Uffizzi provides all customer deployments with HTTPS traffic forwarding, including trusted certificates. Configuring these certificates can be challenging because there are still few public Certificate Authorities able to dynamically provision certificates in a way that Kubernetes can use. Recently we switched from using ZeroSSL to Google's Public CA. This article will demonstrate how we did this using `cert-manager`.
Most Uffizzi deployments receive HTTPS requests at subdomains of `app.uffizzi.com`. For these domains matching the pattern `*.app.uffizzi.com`, we purchased a single "wildcard" certificate and installed it as the `default-ssl-certificate` for our `ingress-nginx` load balancer. This means any `Ingress` virtual load balancer that does not specify its own certificate will be protected by this one shared cert.
A few customers need to test their apps at more than one domain from a web browser's perspective. They may need to host the same application at `foo.example.app.uffizzi.com` and `bar.example.app.uffizzi.com`. A wildcard certificate only works for one "level" of a fully-qualified domain, so our `*.app.uffizzi.com` certificate cannot secure these additional subdomains. For these deployments, we dynamically provision certificates with additional hostnames.
For years we used `cert-manager` to provision TLS certificates from ZeroSSL. Their ACME service is free, but we've really gotten what we paid for. Service outages were common, and more recently ZeroSSL added undocumented rate limiting for HTTP requests to their ACME API. This change put us in the same situation as this `cert-manager` user: https://github.com/cert-manager/cert-manager/issues/5867. We began looking for alternative certificate authorities that support the ACME protocol.

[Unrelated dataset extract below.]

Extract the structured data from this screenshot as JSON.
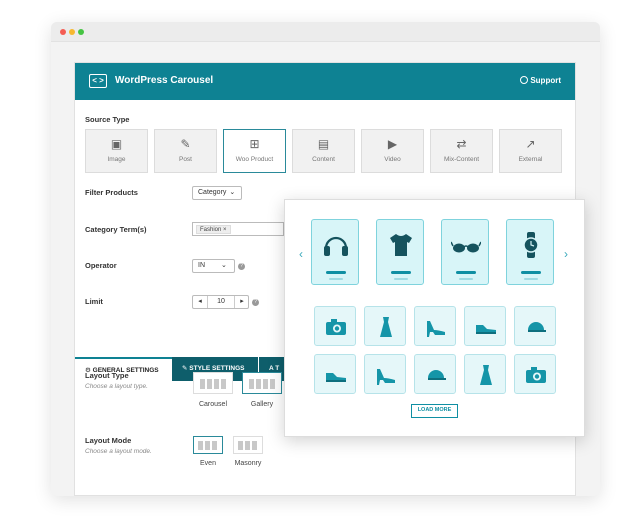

About a year ago, Google announced ACME protocol support for their new Public Certificate Authority. This is the alternative we're looking for. We've configured our system to use this and below I'll show how you can too. We'll follow part of Google's tutorial, but instead of using `certbot`, we'll configure a `ClusterIssuer` and associated `Secret` for `cert-manager`. https://cloud.google.com/certificate-manager/docs/public-ca-tutorial
This will output a private key and an ID number. Take the resulting `b64MacKey` value and base64 encode it.
Copy that value into a YAML file specifying two Kubernetes Resources.
Create the Kubernetes resources.
Confirm that `cert-manager` successfully registered the credentials with Google's ACME service.
Now specify an `Ingress` with this annotation and `cert-manager` will provision a certificate from Google's Public CA.
Google's Public Certificate Authority is completely free to use, so long as you have a GCP Project to meter its quotas. Unlike ZeroSSL, Google's quotas are published here: https://cloud.google.com/certificate-manager/docs/quotas#public_ca_request_quotas
We have not yet bumped up against these quota limits, and now Uffizzi customers are consistently provisioning certificates with many additional hostnames. This is another example of infrastructure work we do so you can deploy ephemeral environments for all of your project's branches. If you have questions about this or any of our infrastructure, join us on Slack!